However there is something more fundamental which unites everyone mentioned above: technology. By that I mean information technology. In the world of paper we really did inhabit separate worlds. But as time goes on there seems to be more and more convergence between libraries, archives, and museums.  Books and journals are increasingly becoming digital.  So too are the materials entering the archives.  And while museum objects will always be , well objects, one must now consider computers and electronic devices among their ranks with all the challenges that implies.   There is also the software we use to manage our collections, our websites, applications used in the preservation of digital materials, and more.

Everything mentioned above requires a computer in one way shape or form.   Library catalogs sit on a server probably made by either Dell, IBM, HP, or Cisco.  Again the web servers on which they sit are no different then any other.

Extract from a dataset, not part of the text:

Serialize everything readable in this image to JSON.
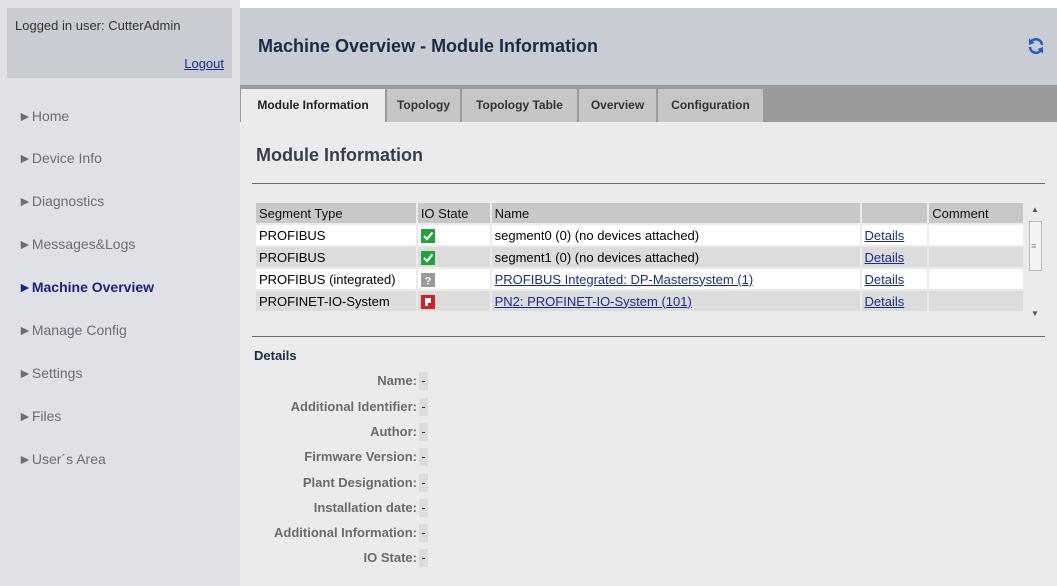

The same goes for the PCs, laptops, and mobile devices which populate our offices.  For those institutions which utilize cloud computing, the same rules apply.  Amazon Web Services is still Amazon Web Services regardless of who is using it.

The software on top of the hardware is often the same as well.  Archives and museums don't have their own separate operating systems and so collection management software will require either Linux, Windows, or maybe Mac OS X.  It might also need a Database Management System such as MySQL, Oracle, Microsoft SQL Server.   There may be other requirements such as Java.  And our websites all use HTML, CSS, plus maybe Javascript and PHP. All of these technologies are not unique to (or even created by) the information science world.

One can see why technology skills are so important.  While people associate our jobs with books, paper, and dusty old pottery at some point we all utilize information technology.  The more one knows about it, the easier one's job will be when such opportunities arise.  For example a little knowledge of Linux enables installation of Omeka on a local web server or FOG for computer cloning.  Some knowledge of programming greatly facilitates web development and reduces the need for content management systems such as WordPress.  And if one is seeking to purchase cloud-based services, some tech savvy is essential in order to make informed decisions and control costs.  Just take a look at how quickly Amazon Web Services bills can add up.

On the other hand, there is only so much we can do.  Much of the time the actual hardware is controlled by central IT departments.  There are good reasons for that as those folks know more about such things than most of us.  But some times IT policies restrict our freedom of action.  Budgets can be an even bigger obstacle.  And even for those of us who have taken the time to educate ourselves, implementing free and open source software is almost always more difficult than purchasing an off the shelf solution.   Given that a lot of people who staff libraries, archives, and museums, often come from humanities backgrounds and have little technical experience those barriers can seem insurmountable.

Yet knowledge is power.  Even if there is little room, technical knowledge can go a long way towards helping us communicate with those IT departments who hold the keys to the kingdom.  They don't always understand what cultural heritage institutions do and might very well have inaccurate views. Hence why we're sometimes overlooked when it upgrade time comes around.  It is much easier to make our voices heard if we can clearly articulate what we need and why we are important.  In other words, in-reach is far more effective if you can effectively state your needs.

Information technology often seems unintelligible.  But it doesn't have to be that way.   Few librarians need to know the finer points of configuring a Storage Area Network or how to set up High Availability in VMWare.  But knowing enough to clearly articulate why your IT department should give you a Linux web server or allow you to install ArchivesSpace will go along way.